Natural disasters leave victims who continue to suffer long after the media turns its focus elsewhere. People who lose their homes and all of their possessions may feel lucky to be alive, but they need a place where to continue to live. Recently, any architects and others interested in providing temporary, emergency housing have begun to make use of a resource that seems plentiful – metal shipping containers.
The idea started in part due to the overflow of containers that are piling up in harbors along both coasts of the United States. In New York alone, over a million of these empty containers are stored in the harbor and along the Jersey turnpike. There are two main reasons for this excess of containers:
* We have been importing more than we have been exporting. So the containers come in full of imported goods but then we aren’t filling them back up and circulating them back into the world market.
* Companies don’t have much of an incentive to return the containers to their source. For example, in China, it costs about $2,300 to make one of these containers. But for a US company to ship an empty container back to China would cost about $900. So instead of spending the money, US companies have simply begun to store them.

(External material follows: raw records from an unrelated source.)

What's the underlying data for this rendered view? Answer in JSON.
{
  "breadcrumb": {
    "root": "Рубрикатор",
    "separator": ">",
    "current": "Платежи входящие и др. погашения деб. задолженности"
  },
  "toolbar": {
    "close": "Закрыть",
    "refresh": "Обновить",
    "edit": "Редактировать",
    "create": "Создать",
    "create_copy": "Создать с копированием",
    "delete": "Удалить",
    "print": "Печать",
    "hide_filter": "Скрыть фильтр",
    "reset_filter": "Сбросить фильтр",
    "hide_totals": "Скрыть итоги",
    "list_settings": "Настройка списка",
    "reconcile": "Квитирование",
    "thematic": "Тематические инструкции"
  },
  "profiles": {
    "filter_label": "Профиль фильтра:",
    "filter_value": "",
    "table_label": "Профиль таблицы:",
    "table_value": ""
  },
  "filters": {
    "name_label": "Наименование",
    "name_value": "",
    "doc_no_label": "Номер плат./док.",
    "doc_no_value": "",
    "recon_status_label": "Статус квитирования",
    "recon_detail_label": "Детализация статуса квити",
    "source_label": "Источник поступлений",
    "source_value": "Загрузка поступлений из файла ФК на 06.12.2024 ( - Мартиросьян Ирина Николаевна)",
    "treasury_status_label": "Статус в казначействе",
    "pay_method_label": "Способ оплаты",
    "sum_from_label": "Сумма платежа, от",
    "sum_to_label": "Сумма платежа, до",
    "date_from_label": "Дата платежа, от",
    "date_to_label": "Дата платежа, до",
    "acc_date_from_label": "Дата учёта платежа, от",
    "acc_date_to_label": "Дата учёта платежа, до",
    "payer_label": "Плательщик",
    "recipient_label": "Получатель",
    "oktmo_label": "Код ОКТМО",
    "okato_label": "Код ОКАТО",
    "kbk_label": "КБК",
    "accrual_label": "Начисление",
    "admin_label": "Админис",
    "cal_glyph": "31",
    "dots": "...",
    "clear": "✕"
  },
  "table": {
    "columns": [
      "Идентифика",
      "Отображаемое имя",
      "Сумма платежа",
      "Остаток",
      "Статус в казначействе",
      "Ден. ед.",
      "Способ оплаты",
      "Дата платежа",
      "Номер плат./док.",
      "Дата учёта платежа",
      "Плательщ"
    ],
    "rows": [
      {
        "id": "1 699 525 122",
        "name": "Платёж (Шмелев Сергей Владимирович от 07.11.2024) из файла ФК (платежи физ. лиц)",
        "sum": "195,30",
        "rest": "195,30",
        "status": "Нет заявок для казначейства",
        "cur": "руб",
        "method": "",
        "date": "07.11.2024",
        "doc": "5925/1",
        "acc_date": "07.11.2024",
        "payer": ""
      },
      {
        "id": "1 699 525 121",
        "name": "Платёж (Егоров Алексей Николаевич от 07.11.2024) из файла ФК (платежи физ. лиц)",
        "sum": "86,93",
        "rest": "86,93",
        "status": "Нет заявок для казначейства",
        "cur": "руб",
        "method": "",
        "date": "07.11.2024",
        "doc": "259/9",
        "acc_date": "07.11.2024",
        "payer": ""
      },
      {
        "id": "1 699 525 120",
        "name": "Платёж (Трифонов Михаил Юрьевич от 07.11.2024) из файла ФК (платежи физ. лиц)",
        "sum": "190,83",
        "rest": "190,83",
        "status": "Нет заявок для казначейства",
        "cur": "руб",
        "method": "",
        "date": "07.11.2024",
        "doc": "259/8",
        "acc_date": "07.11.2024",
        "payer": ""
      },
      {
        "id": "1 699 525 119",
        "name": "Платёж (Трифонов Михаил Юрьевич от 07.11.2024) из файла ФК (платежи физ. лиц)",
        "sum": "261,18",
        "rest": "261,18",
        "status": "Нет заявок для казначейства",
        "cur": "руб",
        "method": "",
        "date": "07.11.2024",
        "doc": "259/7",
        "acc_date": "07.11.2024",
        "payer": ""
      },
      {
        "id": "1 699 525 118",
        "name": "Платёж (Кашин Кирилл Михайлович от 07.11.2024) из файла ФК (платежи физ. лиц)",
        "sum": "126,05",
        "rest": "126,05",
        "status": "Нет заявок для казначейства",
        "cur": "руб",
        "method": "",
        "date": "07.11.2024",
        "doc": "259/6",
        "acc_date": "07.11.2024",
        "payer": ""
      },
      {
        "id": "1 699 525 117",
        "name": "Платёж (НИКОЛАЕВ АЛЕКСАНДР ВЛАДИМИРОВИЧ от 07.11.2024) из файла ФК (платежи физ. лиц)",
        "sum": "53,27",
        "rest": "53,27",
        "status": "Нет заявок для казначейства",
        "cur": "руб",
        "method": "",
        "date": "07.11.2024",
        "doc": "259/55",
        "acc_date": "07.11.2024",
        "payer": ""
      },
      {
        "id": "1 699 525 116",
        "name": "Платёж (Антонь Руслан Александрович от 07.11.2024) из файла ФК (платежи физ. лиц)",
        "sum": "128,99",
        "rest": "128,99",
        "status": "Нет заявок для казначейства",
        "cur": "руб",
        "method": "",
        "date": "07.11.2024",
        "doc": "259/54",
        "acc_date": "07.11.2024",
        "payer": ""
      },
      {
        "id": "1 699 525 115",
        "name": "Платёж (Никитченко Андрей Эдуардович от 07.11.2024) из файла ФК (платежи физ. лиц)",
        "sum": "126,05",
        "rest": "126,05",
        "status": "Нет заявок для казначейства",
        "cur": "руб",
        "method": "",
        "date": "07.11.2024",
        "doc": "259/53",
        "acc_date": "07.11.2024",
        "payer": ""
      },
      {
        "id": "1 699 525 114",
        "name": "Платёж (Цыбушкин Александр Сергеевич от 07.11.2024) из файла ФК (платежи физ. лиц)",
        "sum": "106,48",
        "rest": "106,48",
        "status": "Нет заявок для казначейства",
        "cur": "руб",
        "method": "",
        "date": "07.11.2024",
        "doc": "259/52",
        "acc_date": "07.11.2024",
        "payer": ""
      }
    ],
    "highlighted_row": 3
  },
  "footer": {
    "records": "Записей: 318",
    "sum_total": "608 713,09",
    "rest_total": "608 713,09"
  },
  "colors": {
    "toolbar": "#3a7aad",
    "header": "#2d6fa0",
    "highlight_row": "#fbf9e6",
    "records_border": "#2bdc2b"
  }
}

So the argument has been made that these containers could be turned into shelter for use in emergencies. In light of the recent aftermath of hurricane Katrina, there could actually be immediate need for such shelters. Ideally, the converted containers could be delivered by truck to the actual home sight of the disaster victims. They could live in the shelter on their own land, using the utilities that are already supplied to that lot until their home is rebuilt. The shelters would be preferable to tents because of their steel beam construction. They can endure strong winds, snow and even wildfires.
However, the first step is to get the containers converted. At the moment, there are a few problems that those performing the conversion face. First of all, the containers are only 8 feet wide which doesn’t create much room. Cutting away sides and joining 2 containers together can solve this problem. Windows and other holes for utilities have to be cut with a blow torch, requiring specialized labor. So, at the moment, the cost of converting these shipping containers would be prohibitive.
But there is a solution to this problem. Proponents of the idea, including professors, students, nonprofit organizations and any members of the building industry suggest that the containers should be designed so that conversion is possible at any point in the future. They could have removable panels that would not endanger the integrity of the container when it’s being used for shipping and could be easily removed when the container is needed in an emergency for shelter. When needed, these containers could then be transported and set up much faster and would be a much more comfortable solution for the victims.
There are still many questions about this idea, mostly about how to get enough interest from the government agencies that are responsible for disaster relief as well as from the companies that manufacture and use the containers. For example, who will pay for the changes needed to the equipment and processes that the manufacturers might use? What type of notification and organization system will be put into place to direct the distribution and installation of the shelters? What happens to the containers once the victims have acquired permanent housing? And again, who will pay for the delivery and removal of the units? All of these and other questions would need to be answered before the idea could be put into widespread use. Although the idea is still in the formative stages, it certainly shows promise.